Thefilm, MissingYoung Women byLourdes Portillo can be used to explain the history of the Latinos inAmerica. In the story developed in the film, more than 300 women fromJuarez, Mexico were kidnapped, raped and murdered in the 1990’s.Thefamilies of the young women have also been the victims of corruptionand abject poverty in the Latino American land, Mexico. The filmdirectly relates to the history of America, in that, the Latinoexperience was as a result of the United States harsh treatment ofthe immigrants. The film starts with a background of the Juarez cityof Mexico where the public and private sectors are run by corruptpolice officers, politicians and businessmen. Juarez is the home ofthe drug business as well as the American-owned assembly factories.The film explains the brutal murder of women that usually happened in1990’s in the United States (Portillo 3). The movie features thetime when many immigrants worked in the assembly factories commonlyknown as the Maliquidora.The factories exploited these immigrant workers through giving lowpayments and poor working conditions.
Thedocumentary film relates to the Latino history, in that, themigration of workers addressed in the movie is similar to Latino’smigration in the history. The director of the movie points out thatmost people who worked in the industrial plants were immigrants.Following the establishment of factories in the southern border, inMexico, most people from the poor states migrated to work in thefactories in search for quality life.Research has shown thatimmigration is one of the major aspects of the Latino history. In thefactories, there were inadequate facilities such as schools, housing,electricity and more. The poor living conditions in the US-Mexicanborder mostly affected women who worked in the assembly factories(Portillo 13).

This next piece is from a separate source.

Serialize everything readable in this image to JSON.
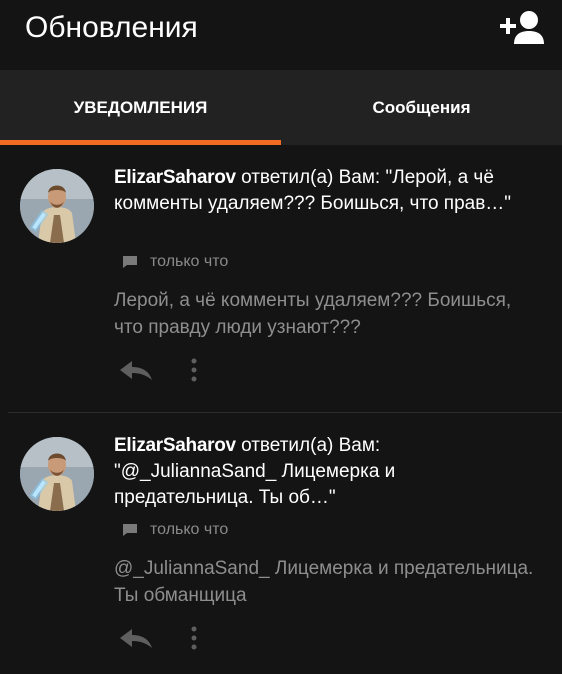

Thereare horror stories in the movie where women kill other women, policeexhume wrong bodies and torturing of women. The assembly factorieswere involved in the kidnapping of young girls who are later rapedand murdered in bordering desert to the city of Juarez.The film makershows some pictures of young women before they were tortured in thedesert (Portillo 17). The stories and scenes depicted in the moviedescribes the Latino experience in the US-Mexican border andparticularly the young women who were murdered at that time. TheLatinos were also subjects to oppression by the politicians andpolice who were very corrupt in the 1990’s.
Afterthe killings in the desert, many people were later arrested inconnection with those crimes. The filmmaker identifies the factoryengineers and bus drivers who were prosecuted in the court of laws.However, some suspects were not convicted, which made the families ofthe young women lose hope with unjust criminal judiciary systems. Inother scenes murders and sexual harassment of women continues, whichportrays how the Latinos remained as subjects to the corruptjudiciary systems (Portillo 23).
Thebook,Harvestof Empire: A History of Latinos in America byJuan Gonzalez can be used to analyse the film, as well. When Americastarted trading freely across the borders, many immigrants from thepoor nations moved to the cities. Factories acquired cheap labourfrom the Latino lands since many people were hunger for work(Gonzalez 249). Free trade economies were meant to boost theeconomies during the 1990’s, but, they also led to massiveimmigration of Latin Americans to the United States. Due to poorliving conditions in the factories, shanty towns developed, whichforms the basis of the mistreatment of young women as depicted in themovie (Gonzalez 250).
Gonzalez,Juan. Harvestof Empire: A History of Latinos in America.New York: Viking, 2000. Print.
Portillo,Lourdes MissingYoung Women (movie, Preview),New York: Cengage Learning, 2001. Print.